> **Aim of the task**: Provide only the number of lines in the listing that contain the string "much".

> **Recorded information**:
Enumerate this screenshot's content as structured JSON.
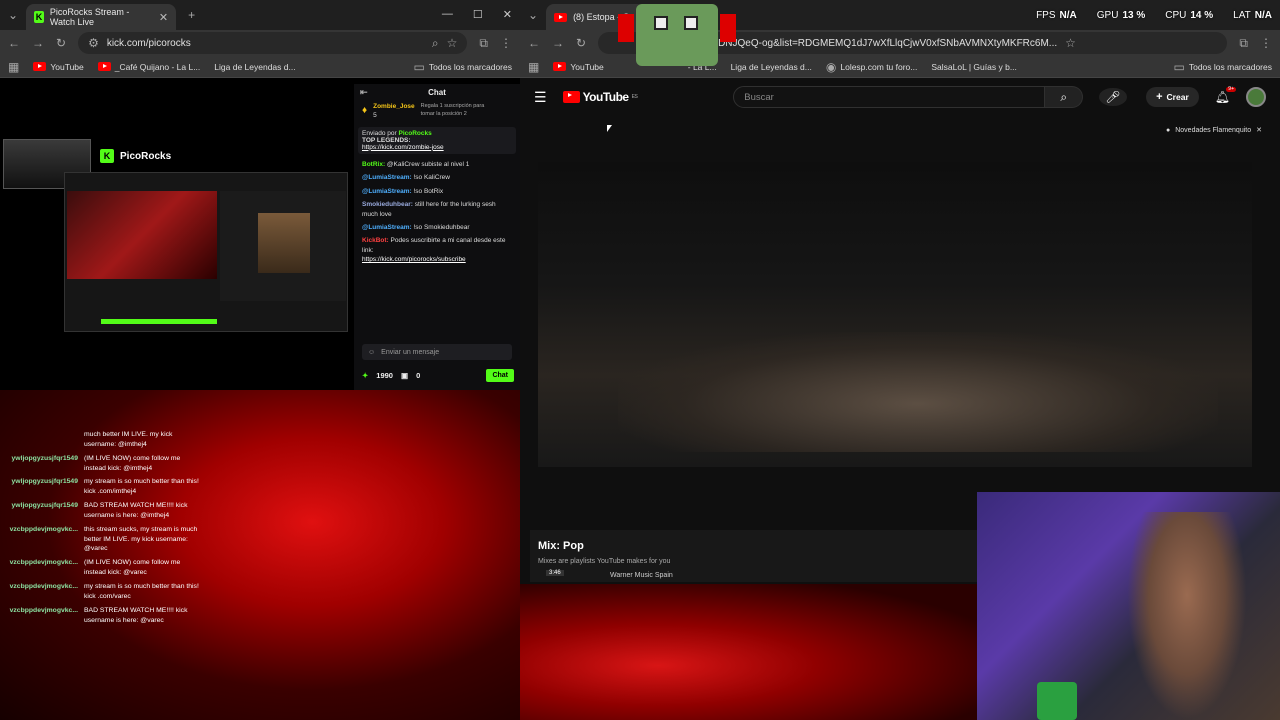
{
  "left_browser": {
    "tab_title": "PicoRocks Stream - Watch Live",
    "url": "kick.com/picorocks",
    "bookmarks": [
      "YouTube",
      "_Café Quijano - La L...",
      "Liga de Leyendas d..."
    ],
    "all_bookmarks": "Todos los marcadores"
  },
  "right_browser": {
    "tab_title": "(8) Estopa - C",
    "url": "DNJQeQ-og&list=RDGMEMQ1dJ7wXfLlqCjwV0xfSNbAVMNXtyMKFRc6M...",
    "bookmarks": [
      "YouTube",
      "- La L...",
      "Liga de Leyendas d...",
      "Lolesp.com tu foro...",
      "SalsaLoL | Guías y b..."
    ],
    "all_bookmarks": "Todos los marcadores"
  },
  "stats": {
    "fps_label": "FPS",
    "fps_value": "N/A",
    "gpu_label": "GPU",
    "gpu_value": "13 %",
    "cpu_label": "CPU",
    "cpu_value": "14 %",
    "lat_label": "LAT",
    "lat_value": "N/A"
  },
  "stream": {
    "channel_name": "PicoRocks"
  },
  "kick_chat": {
    "title": "Chat",
    "top_gifter": "Zombie_Jose",
    "top_gifter_count": "5",
    "gift_note": "Regala 1 suscripción para tomar la posición 2",
    "pinned_by": "Enviado por",
    "pinned_user": "PicoRocks",
    "pinned_title": "TOP LEGENDS:",
    "pinned_link": "https://kick.com/zombie-jose",
    "messages": [
      {
        "user": "BotRix:",
        "text": "@KaliCrew subiste al nivel 1"
      },
      {
        "user": "@LumiaStream:",
        "text": "!so KaliCrew"
      },
      {
        "user": "@LumiaStream:",
        "text": "!so BotRix"
      },
      {
        "user": "Smokieduhbear:",
        "text": "still here for the lurking sesh much love"
      },
      {
        "user": "@LumiaStream:",
        "text": "!so Smokieduhbear"
      },
      {
        "user": "KickBot:",
        "text": "Podes suscribirte a mi canal desde este link:"
      }
    ],
    "sub_link": "https://kick.com/picorocks/subscribe",
    "input_placeholder": "Enviar un mensaje",
    "points": "1990",
    "gifts": "0",
    "send_button": "Chat"
  },
  "bot_chat": [
    {
      "name": "",
      "text": "much better IM LIVE. my kick username: @imthej4"
    },
    {
      "name": "ywljopgyzusjfqr1549",
      "text": "(IM LIVE NOW) come follow me instead kick: @imthej4"
    },
    {
      "name": "ywljopgyzusjfqr1549",
      "text": "my stream is so much better than this! kick .com/imthej4"
    },
    {
      "name": "ywljopgyzusjfqr1549",
      "text": "BAD STREAM WATCH ME!!!! kick username is here: @imthej4"
    },
    {
      "name": "vzcbppdevjmogvkc...",
      "text": "this stream sucks, my stream is much better IM LIVE. my kick username: @varec"
    },
    {
      "name": "vzcbppdevjmogvkc...",
      "text": "(IM LIVE NOW) come follow me instead kick: @varec"
    },
    {
      "name": "vzcbppdevjmogvkc...",
      "text": "my stream is so much better than this! kick .com/varec"
    },
    {
      "name": "vzcbppdevjmogvkc...",
      "text": "BAD STREAM WATCH ME!!!! kick username is here: @varec"
    }
  ],
  "youtube": {
    "logo_text": "YouTube",
    "region": "ES",
    "search_placeholder": "Buscar",
    "create_label": "Crear",
    "notif_count": "9+",
    "notice": "Novedades Flamenquito",
    "mix_title": "Mix: Pop",
    "mix_subtitle": "Mixes are playlists YouTube makes for you",
    "mix_item_duration": "3:46",
    "mix_item_channel": "Warner Music Spain"
  },
  "colors": {
    "kick_green": "#53fc18",
    "youtube_red": "#ff0000"
  }
}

> **Result**: 5